This set of weak macroeconomic fundamentals manifest no more clearly than in our employment situation. In 2019 before the pandemic, IBON estimated that 4.1 million adult Filipinos were unemployed, more than twice the official figure, and most of the new jobs added were low-paying, part-time, and informal. In fact, it was estimated that anywhere between 39% (16 million) and 77% (32 million) of employed Filipinos belonged to the informal sector. It comes as no surprise that in the face of a constricted labor market and lack of job security, adult joblessness soared to as high as 45.5% when the government declared a lockdown last year. A particular area of concern is youth unemployment, which rose from an already high 12.9% in April 2019 to 31.6% in the same month of 2020.
Even the country’s human capital gains in the last few years are threatened to be, if not already, undone by the government’s failure to respond properly to the pandemic. The pandemic has brought to fore major problems with education, which is one of the poorest in the world in terms of accessibility and quality, according to one international study. This is a direct result of underfunding: only less than 3% of the country’s GDP is spent on education, the lowest in Southeast Asia.
At the receiving end of all this are the country’s youth. To speak of the demographic dividend is to speak of our preparations for their future, including structural changes in areas of education and employment.
This is a crucial time to rethink our entire strategy for reaping the demographic dividend. While things are bleak from where things stand at present, the experience of our neighbors tells us that a demographic dividend is possible given the right set of policy choices (or “activist public policies,” as the World Bank puts it). This would not be possible without their people actively taking part in the transformation of their economies and societies: while East Asia’s success is often overly credited to their authoritarian governments, much of these states’ actions were in response to public pressure, demographic and cultural changes, and fear of social unrest.

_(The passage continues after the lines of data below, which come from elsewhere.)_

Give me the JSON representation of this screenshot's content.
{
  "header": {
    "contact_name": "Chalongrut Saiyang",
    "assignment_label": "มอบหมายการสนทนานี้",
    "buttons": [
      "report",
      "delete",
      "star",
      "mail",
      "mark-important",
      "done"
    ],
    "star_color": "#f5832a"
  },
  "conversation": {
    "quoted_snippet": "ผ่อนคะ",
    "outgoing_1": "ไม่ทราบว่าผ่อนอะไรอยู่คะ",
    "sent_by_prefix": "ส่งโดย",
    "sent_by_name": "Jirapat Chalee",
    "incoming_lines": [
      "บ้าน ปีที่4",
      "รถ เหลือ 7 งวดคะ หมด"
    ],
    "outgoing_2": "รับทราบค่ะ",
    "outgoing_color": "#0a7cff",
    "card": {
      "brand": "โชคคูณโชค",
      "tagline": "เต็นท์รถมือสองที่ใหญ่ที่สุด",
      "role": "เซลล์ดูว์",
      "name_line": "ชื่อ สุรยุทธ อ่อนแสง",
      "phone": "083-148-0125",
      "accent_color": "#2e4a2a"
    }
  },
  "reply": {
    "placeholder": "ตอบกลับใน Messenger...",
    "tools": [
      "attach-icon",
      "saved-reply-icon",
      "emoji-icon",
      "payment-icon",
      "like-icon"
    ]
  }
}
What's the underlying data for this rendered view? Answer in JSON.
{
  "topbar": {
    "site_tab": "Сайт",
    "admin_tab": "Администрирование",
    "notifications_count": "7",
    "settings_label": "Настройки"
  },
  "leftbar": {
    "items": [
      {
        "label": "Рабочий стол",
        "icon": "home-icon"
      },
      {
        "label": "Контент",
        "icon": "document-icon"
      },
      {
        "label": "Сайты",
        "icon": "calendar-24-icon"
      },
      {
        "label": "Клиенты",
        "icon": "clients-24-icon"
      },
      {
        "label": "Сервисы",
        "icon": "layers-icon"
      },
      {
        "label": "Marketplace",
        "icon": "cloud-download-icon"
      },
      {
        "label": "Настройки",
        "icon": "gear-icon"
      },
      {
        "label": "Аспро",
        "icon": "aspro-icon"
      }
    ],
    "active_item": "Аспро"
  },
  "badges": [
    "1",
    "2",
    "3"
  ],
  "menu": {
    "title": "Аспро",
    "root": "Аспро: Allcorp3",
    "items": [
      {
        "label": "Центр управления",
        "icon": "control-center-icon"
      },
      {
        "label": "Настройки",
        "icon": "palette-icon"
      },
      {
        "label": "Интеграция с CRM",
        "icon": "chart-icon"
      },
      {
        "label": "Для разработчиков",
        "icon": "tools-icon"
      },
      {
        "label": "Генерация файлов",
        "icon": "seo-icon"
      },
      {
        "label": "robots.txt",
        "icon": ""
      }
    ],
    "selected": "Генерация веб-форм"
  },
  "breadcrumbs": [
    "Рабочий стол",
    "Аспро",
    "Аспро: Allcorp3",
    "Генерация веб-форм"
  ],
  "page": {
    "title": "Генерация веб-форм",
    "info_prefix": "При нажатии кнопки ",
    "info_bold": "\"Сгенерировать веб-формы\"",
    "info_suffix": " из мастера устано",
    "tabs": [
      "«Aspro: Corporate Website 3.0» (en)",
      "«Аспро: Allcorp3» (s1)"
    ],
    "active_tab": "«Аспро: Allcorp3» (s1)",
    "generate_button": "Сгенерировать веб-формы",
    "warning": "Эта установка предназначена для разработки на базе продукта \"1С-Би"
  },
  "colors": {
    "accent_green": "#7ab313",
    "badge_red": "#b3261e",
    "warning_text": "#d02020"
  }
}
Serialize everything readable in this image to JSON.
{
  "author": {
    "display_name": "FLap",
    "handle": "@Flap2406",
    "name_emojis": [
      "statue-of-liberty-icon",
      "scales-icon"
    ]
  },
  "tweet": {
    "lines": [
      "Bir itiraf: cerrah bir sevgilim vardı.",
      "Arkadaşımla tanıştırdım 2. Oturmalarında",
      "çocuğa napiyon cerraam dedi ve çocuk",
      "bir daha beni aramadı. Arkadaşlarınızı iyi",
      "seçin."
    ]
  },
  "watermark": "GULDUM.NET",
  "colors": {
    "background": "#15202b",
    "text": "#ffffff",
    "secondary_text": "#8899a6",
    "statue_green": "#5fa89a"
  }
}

By prioritizing rural development, instituting wealth-sharing mechanisms, and investing in education and its production sectors, our neighbors were able to maximize their gift of population.
In other words, the Philippine government cannot simply anticipate a demographic dividend without putting in the necessary investments in its greatest resource: the people.
 Wongboonsin, Kua, Philip Guest, and Vipan Prachuabmoh. 2005. “Demographic Change and the Demographic Dividend in Thailand.” Asian Population Studies 1 (2): 245–56. https://doi.org/10.1080/17441730500317493.
 Mason, Andrew. 2001. “Population Change and Economic Development: What Have We Learned from the East Asia Experience?” Working Papers 200103. University of Hawaii at Manoa, Department of Economics.
 Phongpaichit, Pasuk. 1996. “The Thai Economy in the Mid-1990S.” Southeast Asian Affairs, 369–81.
 National Anti-Poverty Commission Secretariat. 2017. Reforming Philippine Anti-Poverty Policy: A Comprehensive and Integrated Anti-Poverty Framework.
 International Labour Organization. 2020. COVID-19 labour market impact in the Philippines: Assessment and national policy responses. The Philippines.
 Ohno, Kenichi. 2013. “The East Asian Growth Regime and Political Development.” In Eastern and Western Ideas for African Growth, 1st Edition, 37–61. Routledge.
 Campos, Jose Edgardo, and Hilton L. Root. 1996. The Key to the Asian Miracle: Making Shared Growth Credible. Brookings Institution Press.